WORK TO BE COMPLETED: Would you reproduce the whole listing exactly, dropping any pictures it holds?

===============

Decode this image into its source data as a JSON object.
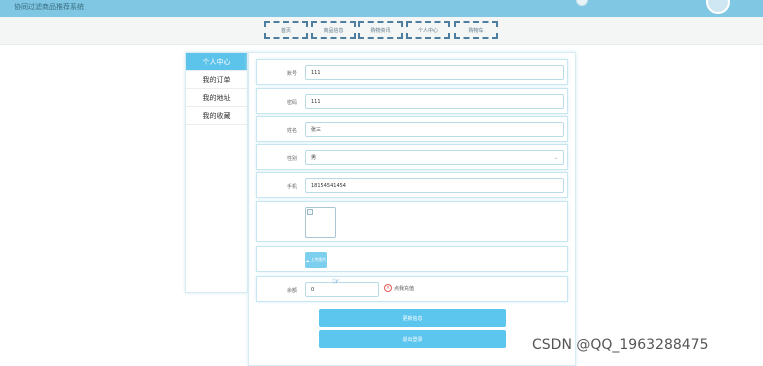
{
  "header": {
    "title": "协同过滤商品推荐系统"
  },
  "nav": {
    "items": [
      "首页",
      "商品信息",
      "购物资讯",
      "个人中心",
      "购物车"
    ]
  },
  "sidebar": {
    "items": [
      "个人中心",
      "我的订单",
      "我的地址",
      "我的收藏"
    ]
  },
  "form": {
    "username_label": "账号",
    "username_value": "111",
    "password_label": "密码",
    "password_value": "111",
    "name_label": "姓名",
    "name_value": "张三",
    "gender_label": "性别",
    "gender_value": "男",
    "phone_label": "手机",
    "phone_value": "18154541454",
    "upload_label": "上传图片",
    "balance_label": "余额",
    "balance_value": "0",
    "recharge_label": "点我充值"
  },
  "actions": {
    "update_label": "更新信息",
    "logout_label": "退出登录"
  },
  "watermark": "CSDN @QQ_1963288475"
}
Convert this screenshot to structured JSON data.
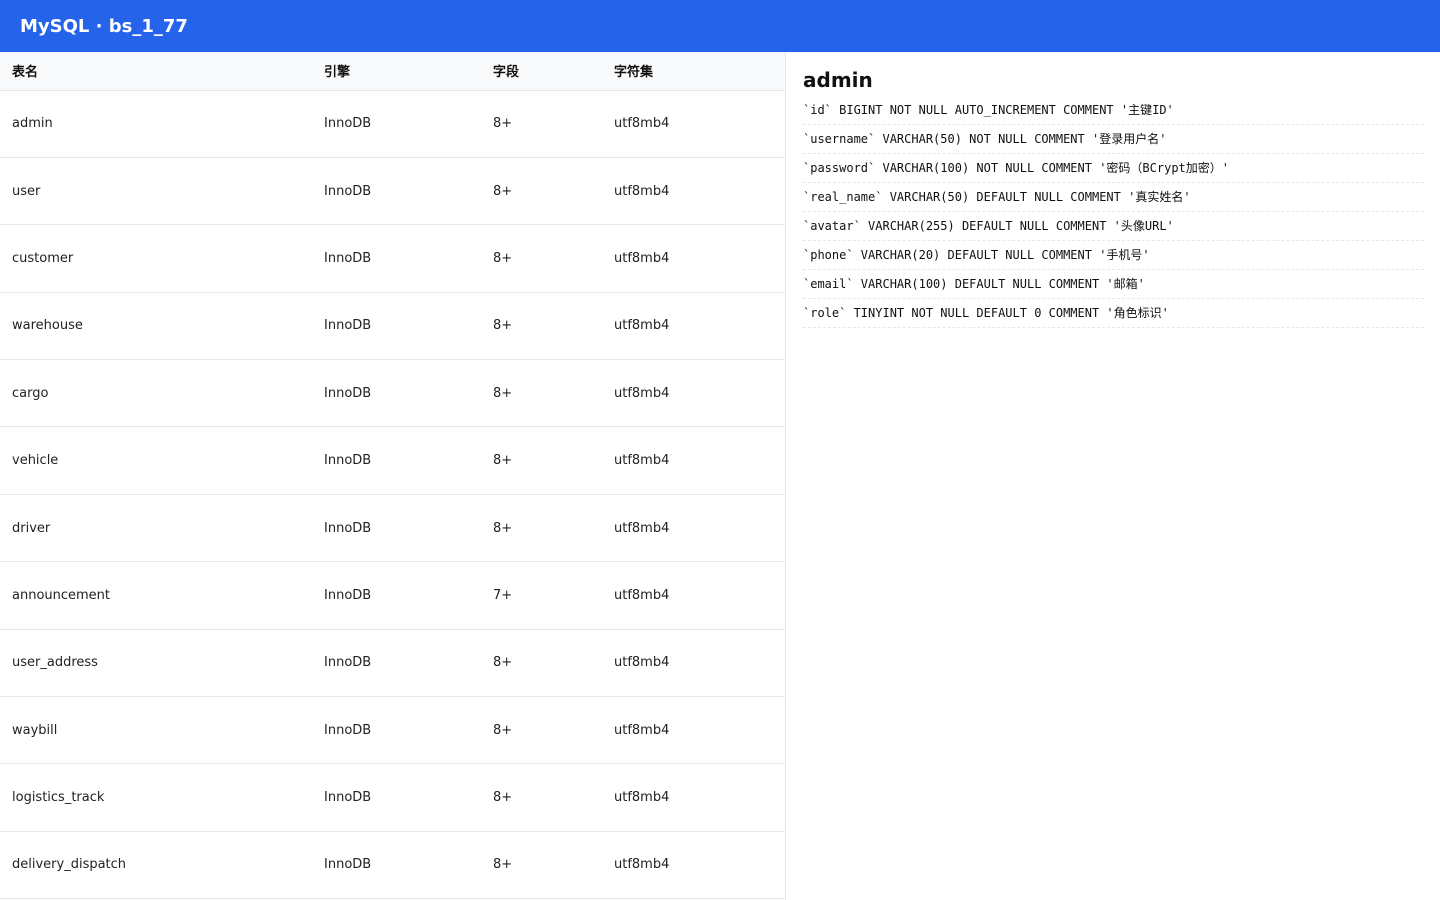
{
  "header": {
    "title": "MySQL · bs_1_77"
  },
  "table": {
    "headers": [
      "表名",
      "引擎",
      "字段",
      "字符集"
    ],
    "rows": [
      [
        "admin",
        "InnoDB",
        "8+",
        "utf8mb4"
      ],
      [
        "user",
        "InnoDB",
        "8+",
        "utf8mb4"
      ],
      [
        "customer",
        "InnoDB",
        "8+",
        "utf8mb4"
      ],
      [
        "warehouse",
        "InnoDB",
        "8+",
        "utf8mb4"
      ],
      [
        "cargo",
        "InnoDB",
        "8+",
        "utf8mb4"
      ],
      [
        "vehicle",
        "InnoDB",
        "8+",
        "utf8mb4"
      ],
      [
        "driver",
        "InnoDB",
        "8+",
        "utf8mb4"
      ],
      [
        "announcement",
        "InnoDB",
        "7+",
        "utf8mb4"
      ],
      [
        "user_address",
        "InnoDB",
        "8+",
        "utf8mb4"
      ],
      [
        "waybill",
        "InnoDB",
        "8+",
        "utf8mb4"
      ],
      [
        "logistics_track",
        "InnoDB",
        "8+",
        "utf8mb4"
      ],
      [
        "delivery_dispatch",
        "InnoDB",
        "8+",
        "utf8mb4"
      ]
    ]
  },
  "detail": {
    "title": "admin",
    "columns": [
      "`id` BIGINT NOT NULL AUTO_INCREMENT COMMENT '主键ID'",
      "`username` VARCHAR(50) NOT NULL COMMENT '登录用户名'",
      "`password` VARCHAR(100) NOT NULL COMMENT '密码（BCrypt加密）'",
      "`real_name` VARCHAR(50) DEFAULT NULL COMMENT '真实姓名'",
      "`avatar` VARCHAR(255) DEFAULT NULL COMMENT '头像URL'",
      "`phone` VARCHAR(20) DEFAULT NULL COMMENT '手机号'",
      "`email` VARCHAR(100) DEFAULT NULL COMMENT '邮箱'",
      "`role` TINYINT NOT NULL DEFAULT 0 COMMENT '角色标识'"
    ]
  },
  "colors": {
    "topbar": "#2563eb",
    "border": "#e5e7eb",
    "header_bg": "#f8fafc"
  }
}
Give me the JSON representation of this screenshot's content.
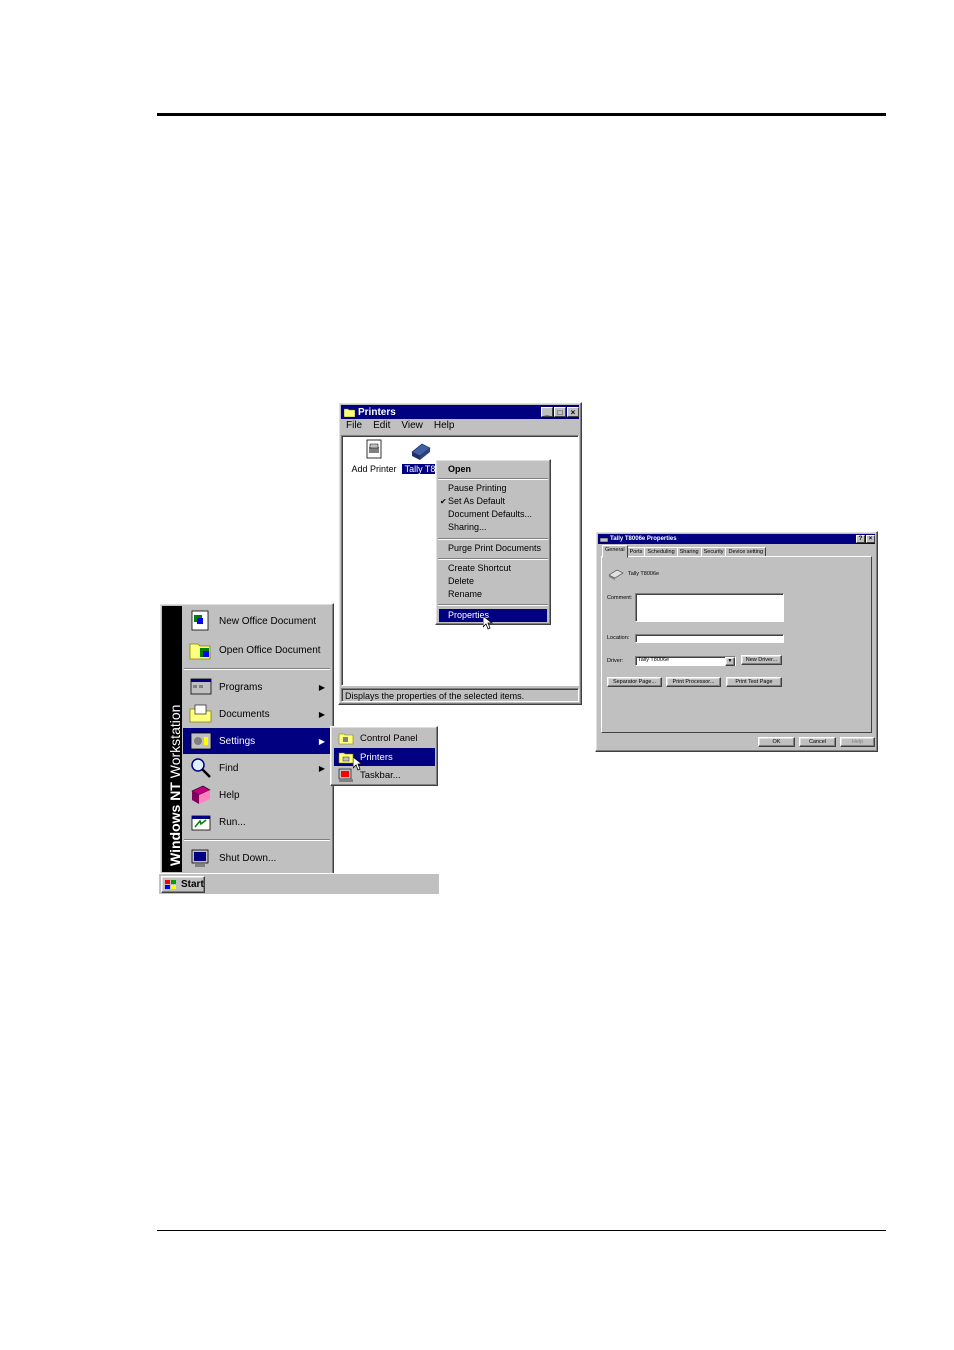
{
  "printers_window": {
    "title": "Printers",
    "menu": [
      "File",
      "Edit",
      "View",
      "Help"
    ],
    "icons": [
      {
        "label": "Add Printer",
        "icon": "add-printer-icon"
      },
      {
        "label": "Tally T8",
        "icon": "printer-icon",
        "selected": true
      }
    ],
    "status": "Displays the properties of the selected items."
  },
  "context_menu": {
    "items": [
      {
        "label": "Open",
        "bold": true
      },
      {
        "label": "Pause Printing"
      },
      {
        "label": "Set As Default",
        "checked": true
      },
      {
        "label": "Document Defaults..."
      },
      {
        "label": "Sharing..."
      },
      {
        "label": "Purge Print Documents"
      },
      {
        "label": "Create Shortcut"
      },
      {
        "label": "Delete"
      },
      {
        "label": "Rename"
      },
      {
        "label": "Properties",
        "highlighted": true
      }
    ]
  },
  "properties_dialog": {
    "title": "Tally T8006e Properties",
    "tabs": [
      "General",
      "Ports",
      "Scheduling",
      "Sharing",
      "Security",
      "Device setting"
    ],
    "active_tab": "General",
    "printer_name": "Tally T8006e",
    "comment_label": "Comment:",
    "location_label": "Location:",
    "driver_label": "Driver:",
    "driver_value": "Tally T8006e",
    "new_driver_button": "New Driver...",
    "separator_button": "Separator Page...",
    "processor_button": "Print Processor...",
    "test_page_button": "Print Test Page",
    "ok_button": "OK",
    "cancel_button": "Cancel",
    "help_button": "Help"
  },
  "start_menu": {
    "banner_bold": "Windows NT",
    "banner_light": " Workstation",
    "items": [
      {
        "label": "New Office Document"
      },
      {
        "label": "Open Office Document"
      },
      {
        "label": "Programs",
        "submenu": true
      },
      {
        "label": "Documents",
        "submenu": true
      },
      {
        "label": "Settings",
        "submenu": true,
        "highlighted": true
      },
      {
        "label": "Find",
        "submenu": true
      },
      {
        "label": "Help"
      },
      {
        "label": "Run..."
      },
      {
        "label": "Shut Down..."
      }
    ]
  },
  "settings_submenu": {
    "items": [
      {
        "label": "Control Panel"
      },
      {
        "label": "Printers",
        "highlighted": true
      },
      {
        "label": "Taskbar..."
      }
    ]
  },
  "taskbar": {
    "start_label": "Start"
  }
}
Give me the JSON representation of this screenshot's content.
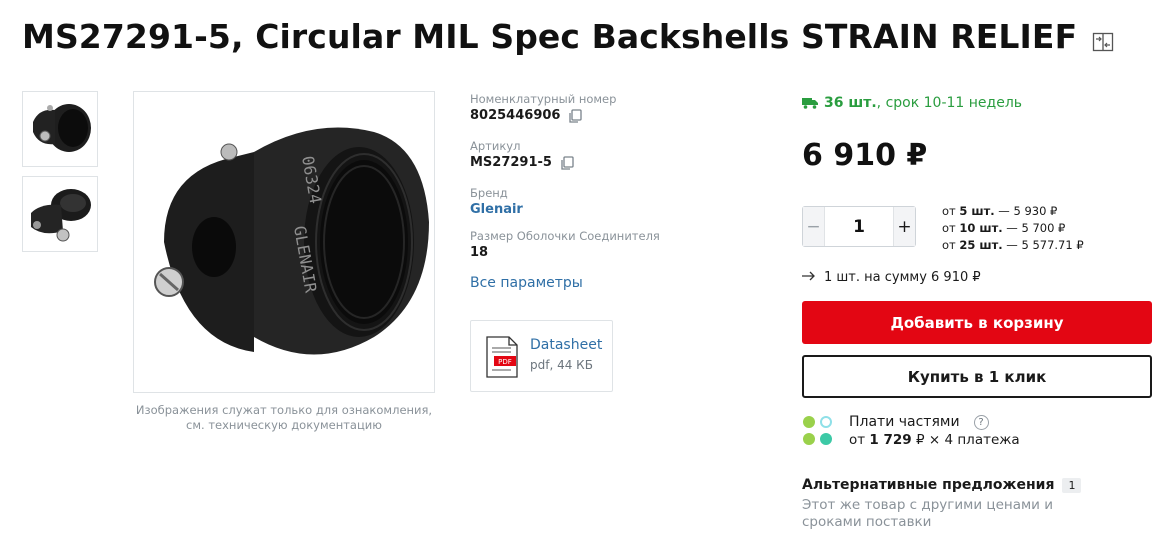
{
  "product": {
    "title": "MS27291-5, Circular MIL Spec Backshells STRAIN RELIEF"
  },
  "gallery": {
    "note": "Изображения служат только для ознакомления, см. техническую документацию",
    "main_print_code": "06324",
    "main_print_brand": "GLENAIR"
  },
  "specs": {
    "catalog_number_label": "Номенклатурный номер",
    "catalog_number_value": "8025446906",
    "article_label": "Артикул",
    "article_value": "MS27291-5",
    "brand_label": "Бренд",
    "brand_value": "Glenair",
    "shell_size_label": "Размер Оболочки Соединителя",
    "shell_size_value": "18",
    "all_params_link": "Все параметры"
  },
  "datasheet": {
    "title": "Datasheet",
    "meta": "pdf, 44 КБ",
    "icon_badge": "PDF"
  },
  "buy": {
    "stock_qty": "36 шт.",
    "stock_term": ", срок 10-11 недель",
    "price": "6 910 ₽",
    "quantity": "1",
    "qty_minus": "−",
    "qty_plus": "+",
    "tiers": [
      {
        "prefix": "от ",
        "qty": "5 шт.",
        "price": " — 5 930 ₽"
      },
      {
        "prefix": "от ",
        "qty": "10 шт.",
        "price": " — 5 700 ₽"
      },
      {
        "prefix": "от ",
        "qty": "25 шт.",
        "price": " — 5 577.71 ₽"
      }
    ],
    "sum_line": "1 шт. на сумму 6 910 ₽",
    "add_to_cart": "Добавить в корзину",
    "one_click": "Купить в 1 клик"
  },
  "installments": {
    "title": "Плати частями",
    "help": "?",
    "from": "от ",
    "amount": "1 729",
    "rest": " ₽ × 4 платежа"
  },
  "alternatives": {
    "title": "Альтернативные предложения",
    "count": "1",
    "description": "Этот же товар с другими ценами и сроками поставки"
  },
  "colors": {
    "accent_red": "#e30613",
    "link_blue": "#2f6fa6",
    "stock_green": "#2a9d3f"
  }
}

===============

EXERCISE RESULT:
Decode this image into its source data as a JSON object.
{
  "header": {
    "title": "协同过滤商品推荐系统"
  },
  "nav": {
    "items": [
      "首页",
      "商品信息",
      "购物资讯",
      "个人中心",
      "购物车"
    ]
  },
  "sidebar": {
    "items": [
      "个人中心",
      "我的订单",
      "我的地址",
      "我的收藏"
    ]
  },
  "form": {
    "username_label": "账号",
    "username_value": "111",
    "password_label": "密码",
    "password_value": "111",
    "name_label": "姓名",
    "name_value": "张三",
    "gender_label": "性别",
    "gender_value": "男",
    "phone_label": "手机",
    "phone_value": "18154541454",
    "upload_label": "上传图片",
    "balance_label": "余额",
    "balance_value": "0",
    "recharge_label": "点我充值"
  },
  "actions": {
    "update_label": "更新信息",
    "logout_label": "退出登录"
  },
  "watermark": "CSDN @QQ_1963288475"
}
Convert this screenshot to structured JSON data.
{
  "header": {
    "title": "MySQL · bs_1_77"
  },
  "table": {
    "headers": [
      "表名",
      "引擎",
      "字段",
      "字符集"
    ],
    "rows": [
      [
        "admin",
        "InnoDB",
        "8+",
        "utf8mb4"
      ],
      [
        "user",
        "InnoDB",
        "8+",
        "utf8mb4"
      ],
      [
        "customer",
        "InnoDB",
        "8+",
        "utf8mb4"
      ],
      [
        "warehouse",
        "InnoDB",
        "8+",
        "utf8mb4"
      ],
      [
        "cargo",
        "InnoDB",
        "8+",
        "utf8mb4"
      ],
      [
        "vehicle",
        "InnoDB",
        "8+",
        "utf8mb4"
      ],
      [
        "driver",
        "InnoDB",
        "8+",
        "utf8mb4"
      ],
      [
        "announcement",
        "InnoDB",
        "7+",
        "utf8mb4"
      ],
      [
        "user_address",
        "InnoDB",
        "8+",
        "utf8mb4"
      ],
      [
        "waybill",
        "InnoDB",
        "8+",
        "utf8mb4"
      ],
      [
        "logistics_track",
        "InnoDB",
        "8+",
        "utf8mb4"
      ],
      [
        "delivery_dispatch",
        "InnoDB",
        "8+",
        "utf8mb4"
      ]
    ]
  },
  "detail": {
    "title": "admin",
    "columns": [
      "`id` BIGINT NOT NULL AUTO_INCREMENT COMMENT '主键ID'",
      "`username` VARCHAR(50) NOT NULL COMMENT '登录用户名'",
      "`password` VARCHAR(100) NOT NULL COMMENT '密码（BCrypt加密）'",
      "`real_name` VARCHAR(50) DEFAULT NULL COMMENT '真实姓名'",
      "`avatar` VARCHAR(255) DEFAULT NULL COMMENT '头像URL'",
      "`phone` VARCHAR(20) DEFAULT NULL COMMENT '手机号'",
      "`email` VARCHAR(100) DEFAULT NULL COMMENT '邮箱'",
      "`role` TINYINT NOT NULL DEFAULT 0 COMMENT '角色标识'"
    ]
  },
  "colors": {
    "topbar": "#2563eb",
    "border": "#e5e7eb",
    "header_bg": "#f8fafc"
  }
}
Give me the JSON representation of this screenshot's content.
{
  "printers_window": {
    "title": "Printers",
    "menu": [
      "File",
      "Edit",
      "View",
      "Help"
    ],
    "icons": [
      {
        "label": "Add Printer",
        "icon": "add-printer-icon"
      },
      {
        "label": "Tally T8",
        "icon": "printer-icon",
        "selected": true
      }
    ],
    "status": "Displays the properties of the selected items."
  },
  "context_menu": {
    "items": [
      {
        "label": "Open",
        "bold": true
      },
      {
        "label": "Pause Printing"
      },
      {
        "label": "Set As Default",
        "checked": true
      },
      {
        "label": "Document Defaults..."
      },
      {
        "label": "Sharing..."
      },
      {
        "label": "Purge Print Documents"
      },
      {
        "label": "Create Shortcut"
      },
      {
        "label": "Delete"
      },
      {
        "label": "Rename"
      },
      {
        "label": "Properties",
        "highlighted": true
      }
    ]
  },
  "properties_dialog": {
    "title": "Tally T8006e Properties",
    "tabs": [
      "General",
      "Ports",
      "Scheduling",
      "Sharing",
      "Security",
      "Device setting"
    ],
    "active_tab": "General",
    "printer_name": "Tally T8006e",
    "comment_label": "Comment:",
    "location_label": "Location:",
    "driver_label": "Driver:",
    "driver_value": "Tally T8006e",
    "new_driver_button": "New Driver...",
    "separator_button": "Separator Page...",
    "processor_button": "Print Processor...",
    "test_page_button": "Print Test Page",
    "ok_button": "OK",
    "cancel_button": "Cancel",
    "help_button": "Help"
  },
  "start_menu": {
    "banner_bold": "Windows NT",
    "banner_light": " Workstation",
    "items": [
      {
        "label": "New Office Document"
      },
      {
        "label": "Open Office Document"
      },
      {
        "label": "Programs",
        "submenu": true
      },
      {
        "label": "Documents",
        "submenu": true
      },
      {
        "label": "Settings",
        "submenu": true,
        "highlighted": true
      },
      {
        "label": "Find",
        "submenu": true
      },
      {
        "label": "Help"
      },
      {
        "label": "Run..."
      },
      {
        "label": "Shut Down..."
      }
    ]
  },
  "settings_submenu": {
    "items": [
      {
        "label": "Control Panel"
      },
      {
        "label": "Printers",
        "highlighted": true
      },
      {
        "label": "Taskbar..."
      }
    ]
  },
  "taskbar": {
    "start_label": "Start"
  }
}
Give me the JSON representation of this screenshot's content.
{
  "product": {
    "title": "MS27291-5, Circular MIL Spec Backshells STRAIN RELIEF"
  },
  "gallery": {
    "note": "Изображения служат только для ознакомления, см. техническую документацию",
    "main_print_code": "06324",
    "main_print_brand": "GLENAIR"
  },
  "specs": {
    "catalog_number_label": "Номенклатурный номер",
    "catalog_number_value": "8025446906",
    "article_label": "Артикул",
    "article_value": "MS27291-5",
    "brand_label": "Бренд",
    "brand_value": "Glenair",
    "shell_size_label": "Размер Оболочки Соединителя",
    "shell_size_value": "18",
    "all_params_link": "Все параметры"
  },
  "datasheet": {
    "title": "Datasheet",
    "meta": "pdf, 44 КБ",
    "icon_badge": "PDF"
  },
  "buy": {
    "stock_qty": "36 шт.",
    "stock_term": ", срок 10-11 недель",
    "price": "6 910 ₽",
    "quantity": "1",
    "qty_minus": "−",
    "qty_plus": "+",
    "tiers": [
      {
        "prefix": "от ",
        "qty": "5 шт.",
        "price": " — 5 930 ₽"
      },
      {
        "prefix": "от ",
        "qty": "10 шт.",
        "price": " — 5 700 ₽"
      },
      {
        "prefix": "от ",
        "qty": "25 шт.",
        "price": " — 5 577.71 ₽"
      }
    ],
    "sum_line": "1 шт. на сумму 6 910 ₽",
    "add_to_cart": "Добавить в корзину",
    "one_click": "Купить в 1 клик"
  },
  "installments": {
    "title": "Плати частями",
    "help": "?",
    "from": "от ",
    "amount": "1 729",
    "rest": " ₽ × 4 платежа"
  },
  "alternatives": {
    "title": "Альтернативные предложения",
    "count": "1",
    "description": "Этот же товар с другими ценами и сроками поставки"
  },
  "colors": {
    "accent_red": "#e30613",
    "link_blue": "#2f6fa6",
    "stock_green": "#2a9d3f"
  }
}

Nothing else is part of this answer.